1825 – 1878

Charles Summers (1825-1878) was an English born sculptor, who came to Australia in 1852. He studied carving with his father who was a stone mason. Summers had a successful career in London in the 1840s, however he was diagnosed with tuberculosis and advised to take a sea voyage to Australia as a cure. After arriving here he spent a brief period prospecting on the Victorian gold fields, before resuming his career as a sculptor in Melbourne. He was commissioned to supervise the stone carvings for Victoria's Parliament House and he designed the medal for the 1866 Intercolonial Exhibition. His bronze and stone memorial to the explorers, Burke and Wills, which stands that stands in the centre of Melbourne at 5.49m in height, remains the largest bronze ever completed by a sculptor working in Australia. It is considered one of the best examples of his work and established his reputation as one of the most celebrated Australian sculptors of his time. He returned to London in 1867 and after a tour of the Continent, established a studio at Via Margutta, Rome. His work appeared in the Bicentennial exhibition, The Great Australian Art Exhibition.
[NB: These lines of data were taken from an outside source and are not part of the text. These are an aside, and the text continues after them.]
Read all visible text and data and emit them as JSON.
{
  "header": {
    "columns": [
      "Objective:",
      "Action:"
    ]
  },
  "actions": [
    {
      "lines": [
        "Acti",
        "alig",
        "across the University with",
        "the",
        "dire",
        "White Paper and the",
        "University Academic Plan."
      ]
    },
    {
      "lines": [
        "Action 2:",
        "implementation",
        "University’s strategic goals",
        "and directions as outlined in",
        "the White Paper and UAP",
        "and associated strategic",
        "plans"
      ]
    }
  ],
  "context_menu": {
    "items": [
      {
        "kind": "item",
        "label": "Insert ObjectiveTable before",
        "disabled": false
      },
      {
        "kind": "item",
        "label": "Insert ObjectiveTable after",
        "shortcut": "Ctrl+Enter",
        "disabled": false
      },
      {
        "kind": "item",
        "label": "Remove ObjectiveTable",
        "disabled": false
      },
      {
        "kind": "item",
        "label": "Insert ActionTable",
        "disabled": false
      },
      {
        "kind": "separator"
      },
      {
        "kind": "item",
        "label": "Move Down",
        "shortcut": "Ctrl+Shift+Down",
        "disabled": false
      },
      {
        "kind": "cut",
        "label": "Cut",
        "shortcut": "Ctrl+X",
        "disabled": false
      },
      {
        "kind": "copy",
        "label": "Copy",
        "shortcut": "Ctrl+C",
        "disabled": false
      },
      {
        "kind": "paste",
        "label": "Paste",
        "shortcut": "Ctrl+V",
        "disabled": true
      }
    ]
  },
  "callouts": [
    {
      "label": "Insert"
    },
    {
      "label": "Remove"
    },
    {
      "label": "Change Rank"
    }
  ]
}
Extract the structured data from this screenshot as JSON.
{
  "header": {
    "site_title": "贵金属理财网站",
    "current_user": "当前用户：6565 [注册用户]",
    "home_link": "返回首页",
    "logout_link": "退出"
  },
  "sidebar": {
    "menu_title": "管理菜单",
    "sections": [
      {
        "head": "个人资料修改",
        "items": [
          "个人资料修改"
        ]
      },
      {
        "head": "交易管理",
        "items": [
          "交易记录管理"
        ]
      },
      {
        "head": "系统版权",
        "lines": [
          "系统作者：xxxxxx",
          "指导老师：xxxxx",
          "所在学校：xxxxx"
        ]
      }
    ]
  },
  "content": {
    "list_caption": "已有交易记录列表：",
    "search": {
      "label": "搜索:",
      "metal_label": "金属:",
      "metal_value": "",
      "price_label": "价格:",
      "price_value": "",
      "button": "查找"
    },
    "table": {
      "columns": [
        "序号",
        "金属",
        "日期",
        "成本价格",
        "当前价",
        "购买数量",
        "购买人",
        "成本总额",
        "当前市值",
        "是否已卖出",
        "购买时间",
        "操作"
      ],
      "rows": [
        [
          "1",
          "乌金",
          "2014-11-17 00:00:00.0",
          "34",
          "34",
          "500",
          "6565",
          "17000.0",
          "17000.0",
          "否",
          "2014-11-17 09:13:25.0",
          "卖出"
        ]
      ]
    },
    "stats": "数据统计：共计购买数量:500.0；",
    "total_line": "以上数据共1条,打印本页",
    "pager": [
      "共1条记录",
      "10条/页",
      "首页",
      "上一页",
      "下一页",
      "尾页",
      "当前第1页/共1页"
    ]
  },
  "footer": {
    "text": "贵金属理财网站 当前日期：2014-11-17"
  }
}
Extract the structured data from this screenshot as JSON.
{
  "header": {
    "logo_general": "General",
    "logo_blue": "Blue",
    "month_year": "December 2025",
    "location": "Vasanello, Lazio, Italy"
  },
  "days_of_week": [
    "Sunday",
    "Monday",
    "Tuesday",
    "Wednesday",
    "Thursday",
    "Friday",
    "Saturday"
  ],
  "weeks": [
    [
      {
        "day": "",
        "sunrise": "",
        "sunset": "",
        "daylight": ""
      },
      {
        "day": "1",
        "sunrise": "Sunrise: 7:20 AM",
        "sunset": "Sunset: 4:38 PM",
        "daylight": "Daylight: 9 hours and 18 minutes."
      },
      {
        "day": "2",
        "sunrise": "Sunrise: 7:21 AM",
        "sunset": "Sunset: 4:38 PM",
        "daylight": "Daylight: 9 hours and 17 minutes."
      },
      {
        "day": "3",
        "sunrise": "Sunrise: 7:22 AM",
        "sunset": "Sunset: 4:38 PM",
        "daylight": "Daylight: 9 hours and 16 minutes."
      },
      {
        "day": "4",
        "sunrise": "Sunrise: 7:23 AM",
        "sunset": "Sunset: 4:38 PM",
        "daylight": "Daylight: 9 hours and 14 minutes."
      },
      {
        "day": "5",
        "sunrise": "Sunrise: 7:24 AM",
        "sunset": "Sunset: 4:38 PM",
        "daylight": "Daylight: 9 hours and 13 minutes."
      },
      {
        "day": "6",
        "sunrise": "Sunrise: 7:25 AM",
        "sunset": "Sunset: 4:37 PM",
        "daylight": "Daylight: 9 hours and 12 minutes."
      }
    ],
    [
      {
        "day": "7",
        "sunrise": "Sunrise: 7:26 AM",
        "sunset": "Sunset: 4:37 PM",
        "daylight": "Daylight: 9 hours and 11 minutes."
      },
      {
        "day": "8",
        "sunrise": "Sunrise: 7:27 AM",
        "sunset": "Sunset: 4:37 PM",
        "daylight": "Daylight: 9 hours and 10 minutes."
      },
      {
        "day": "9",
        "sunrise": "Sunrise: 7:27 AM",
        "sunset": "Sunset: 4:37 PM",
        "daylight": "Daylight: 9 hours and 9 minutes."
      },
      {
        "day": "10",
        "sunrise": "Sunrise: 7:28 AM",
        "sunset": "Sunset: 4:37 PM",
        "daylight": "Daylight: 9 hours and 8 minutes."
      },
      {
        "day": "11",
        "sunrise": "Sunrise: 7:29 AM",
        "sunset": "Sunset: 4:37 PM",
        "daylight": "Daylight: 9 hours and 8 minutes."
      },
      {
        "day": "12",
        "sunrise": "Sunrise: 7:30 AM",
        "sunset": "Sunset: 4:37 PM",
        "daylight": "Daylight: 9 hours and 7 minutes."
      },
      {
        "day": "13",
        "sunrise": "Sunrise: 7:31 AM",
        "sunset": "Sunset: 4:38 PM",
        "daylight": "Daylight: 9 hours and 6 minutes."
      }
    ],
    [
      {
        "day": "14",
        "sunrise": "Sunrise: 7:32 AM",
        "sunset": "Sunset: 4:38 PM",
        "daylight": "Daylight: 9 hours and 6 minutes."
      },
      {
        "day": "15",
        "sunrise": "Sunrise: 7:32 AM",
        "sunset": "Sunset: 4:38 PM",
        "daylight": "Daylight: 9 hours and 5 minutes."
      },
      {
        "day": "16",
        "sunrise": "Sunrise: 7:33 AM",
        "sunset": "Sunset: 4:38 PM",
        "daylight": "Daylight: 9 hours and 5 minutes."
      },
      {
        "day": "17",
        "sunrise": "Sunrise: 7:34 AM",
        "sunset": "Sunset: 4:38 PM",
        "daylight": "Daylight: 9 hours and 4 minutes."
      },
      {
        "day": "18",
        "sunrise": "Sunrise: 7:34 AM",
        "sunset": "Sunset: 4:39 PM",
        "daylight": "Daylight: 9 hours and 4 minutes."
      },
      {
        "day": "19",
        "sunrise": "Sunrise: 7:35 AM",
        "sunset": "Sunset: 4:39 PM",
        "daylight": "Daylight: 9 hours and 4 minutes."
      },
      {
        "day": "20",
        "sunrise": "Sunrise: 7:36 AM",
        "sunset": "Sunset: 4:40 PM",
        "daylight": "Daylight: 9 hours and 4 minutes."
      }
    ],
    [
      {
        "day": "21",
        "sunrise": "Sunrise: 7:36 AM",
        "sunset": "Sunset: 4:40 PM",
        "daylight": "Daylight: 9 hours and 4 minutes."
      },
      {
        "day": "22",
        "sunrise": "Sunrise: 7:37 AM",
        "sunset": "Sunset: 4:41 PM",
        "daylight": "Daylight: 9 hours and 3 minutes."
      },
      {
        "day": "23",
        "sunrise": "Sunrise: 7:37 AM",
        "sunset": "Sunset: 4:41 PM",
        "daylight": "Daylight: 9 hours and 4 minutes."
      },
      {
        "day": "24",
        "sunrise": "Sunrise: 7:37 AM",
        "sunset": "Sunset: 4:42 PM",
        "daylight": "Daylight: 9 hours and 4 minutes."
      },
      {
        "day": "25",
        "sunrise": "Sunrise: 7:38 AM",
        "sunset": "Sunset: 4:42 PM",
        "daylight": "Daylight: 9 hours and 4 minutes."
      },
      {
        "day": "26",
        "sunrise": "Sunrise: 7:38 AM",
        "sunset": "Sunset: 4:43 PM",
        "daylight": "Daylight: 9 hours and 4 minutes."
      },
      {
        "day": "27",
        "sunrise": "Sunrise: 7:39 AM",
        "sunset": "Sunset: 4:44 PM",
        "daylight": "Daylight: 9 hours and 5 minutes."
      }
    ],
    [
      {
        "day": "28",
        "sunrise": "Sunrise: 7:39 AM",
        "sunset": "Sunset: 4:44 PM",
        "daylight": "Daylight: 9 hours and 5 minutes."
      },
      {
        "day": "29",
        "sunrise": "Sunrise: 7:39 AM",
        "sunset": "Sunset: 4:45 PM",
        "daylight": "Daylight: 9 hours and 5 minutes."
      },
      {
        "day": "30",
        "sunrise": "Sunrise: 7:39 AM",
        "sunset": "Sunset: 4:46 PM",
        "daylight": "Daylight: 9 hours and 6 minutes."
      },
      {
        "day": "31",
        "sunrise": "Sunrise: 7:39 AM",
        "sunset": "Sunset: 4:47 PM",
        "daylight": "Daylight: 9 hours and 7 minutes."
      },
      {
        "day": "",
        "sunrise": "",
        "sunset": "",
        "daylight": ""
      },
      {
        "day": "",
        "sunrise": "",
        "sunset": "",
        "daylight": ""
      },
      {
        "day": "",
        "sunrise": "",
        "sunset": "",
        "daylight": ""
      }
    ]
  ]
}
He is represented in a number of state and regional galleries, the National Museum of Victoria, the NSW and Victorian Houses of Parliament, the Mitchell Library and State Library in NSW, as well as the National Portrait Gallery in London.

Updated 2018